Sega-16: Of all the titles you tested, which games most stand out to you?
Tom Byrne: Oh boy, Well since I was a big turn-based game fan, I really liked the Nobunaga games by Koei. The other testers wondered, “Why does he like those boring games?”
Sega-16: Did you meet any famous Sega personalities during your time?
Tom Byrne: Hmmm, famous….. famous? You mean famous for their achievements at Sega? I’d need some examples. because I’m trying to think of anyone who would fit that description. I don’t remember walking down the halls and seeing people of video game notoriety, I might have by chance, but I probably didn’t pay attention. Our section wasn’t like a publisher, or developer, with a bunch of creative types running the place; it was pretty corporate. We had marketing, legal, and human resources etc. I think the “star developer” was an new idea at the time. Personally, I was never one to cling to the celebrity notion when it comes to video games, I did see Dave Perry at CES, A level designer friend pointed him out to me, He was going back-and-forth on whether to talk to him or not.

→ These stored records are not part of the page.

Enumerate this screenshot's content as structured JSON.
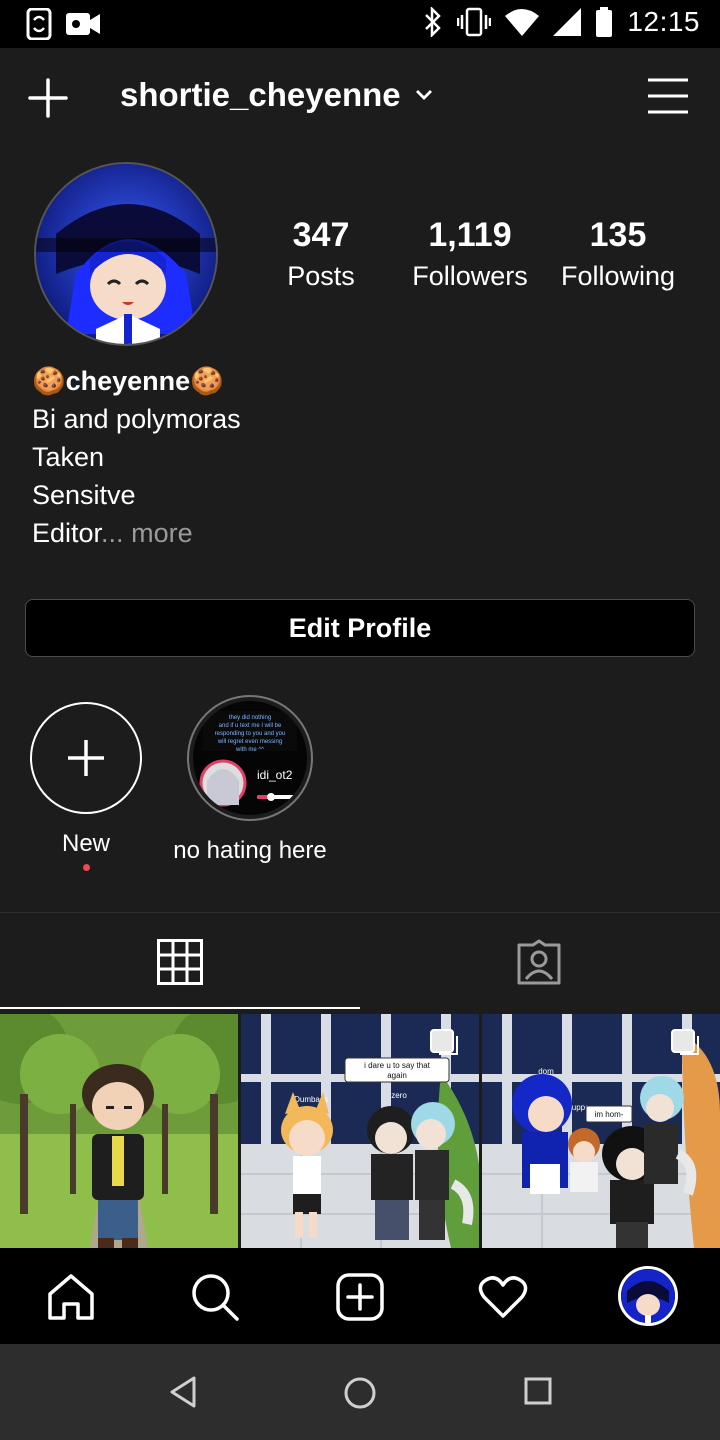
{
  "status_bar": {
    "time": "12:15",
    "icons": [
      "phone-sync-icon",
      "video-record-icon",
      "bluetooth-icon",
      "vibrate-icon",
      "wifi-icon",
      "cell-signal-icon",
      "battery-icon"
    ]
  },
  "header": {
    "username": "shortie_cheyenne",
    "icons": [
      "plus-icon",
      "chevron-down-icon",
      "hamburger-menu-icon"
    ]
  },
  "profile": {
    "stats": [
      {
        "value": "347",
        "label": "Posts"
      },
      {
        "value": "1,119",
        "label": "Followers"
      },
      {
        "value": "135",
        "label": "Following"
      }
    ],
    "bio": {
      "name": "🍪cheyenne🍪",
      "lines": [
        "Bi and polymoras",
        "Taken",
        "Sensitve"
      ],
      "last_line": "Editor",
      "ellipsis": "...",
      "more_label": "more"
    },
    "edit_profile_label": "Edit Profile"
  },
  "highlights": [
    {
      "label": "New",
      "icon": "plus-icon",
      "has_dot": true
    },
    {
      "label": "no hating here",
      "thumb_text": "they did nothing and if u text me I will be responding to you and you will regret even messing with me ^^",
      "thumb_user": "idi_ot2"
    }
  ],
  "tabs": [
    {
      "name": "grid",
      "icon": "grid-icon",
      "active": true
    },
    {
      "name": "tagged",
      "icon": "tagged-person-icon",
      "active": false
    }
  ],
  "posts": [
    {
      "caption": ""
    },
    {
      "caption": "i dare u to say that again",
      "names": [
        "Dumbass",
        "zero"
      ],
      "multi": true
    },
    {
      "caption": "im hom-",
      "names": [
        "dom",
        "upper",
        "zero"
      ],
      "multi": true
    }
  ],
  "bottom_nav": [
    "home-icon",
    "search-icon",
    "new-post-icon",
    "heart-icon",
    "profile-avatar-icon"
  ],
  "system_nav": [
    "back-icon",
    "home-circle-icon",
    "recents-icon"
  ],
  "colors": {
    "background": "#1c1c1c",
    "accent_red": "#ed4956",
    "muted": "#9a9a9a"
  }
}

Sega-16: How about unreleased titles? Were you involved in any?
Tom Byrne: Oh yeah, my first thought would be Blood Bowl. It was one of those weird submissions they just wanted to see if it was worth pursuing. It was a flat football field with players running like Egyptians. It was like side-view Speedball 2, but you tear the heads off of enemy opponents and run with them. In a way I liked it, but it was too raw for the Genesis. There were a lot of Japanese games that never made it to the stateside. The content was just too way out, over the top sex and violence. Back then a company would make a game for the PC or Amiga. When the Genesis became popular, the publisher would make a port for the new system., I guess it was a worthy risk if it sold on other systems.
Tom Byrne: I worked from November of 1992 until April of 1994, I then got job at a developer as an artist. The first game we worked on went through Sega third party submissions. It passed.
Sega-16: Many of those who have aspired to enter the video game industry have seen testing as a way to get a foot in the door. Do you think this still holds true?
Tom Byrne: It could be one avenue. You’ll learn how the business works, and you can make some great connections. I think the best way to get a job is learning programming, 3D modeling, and level editors like UnrealEed. Look at all the free tools available, Internet access, etc – in the early nineties there was none of that. Back then I wanted in, I wanted access to the tools! Now it’s pretty much a download away! Look at the guy who created Counter Strike… with a little inspiration and motivation anyone can create a top-selling game. It has to be good, but that’s up to you!! If you get a testing gig, always make a good impression, make an effort to be sociable, punctual, and try to have at least, average writing skills. Higher-ups will read your reports, so what you write and how you write can determine your career’s future. If one was to pursue a producer gig, it might help to go up the chain from test. I guess testing wouldn’t hurt if you wanted to work in development. So, in summary, it wouldn’t hurt to have a test background.
We would like to thank Mr. Byrne for taking the time for this interview.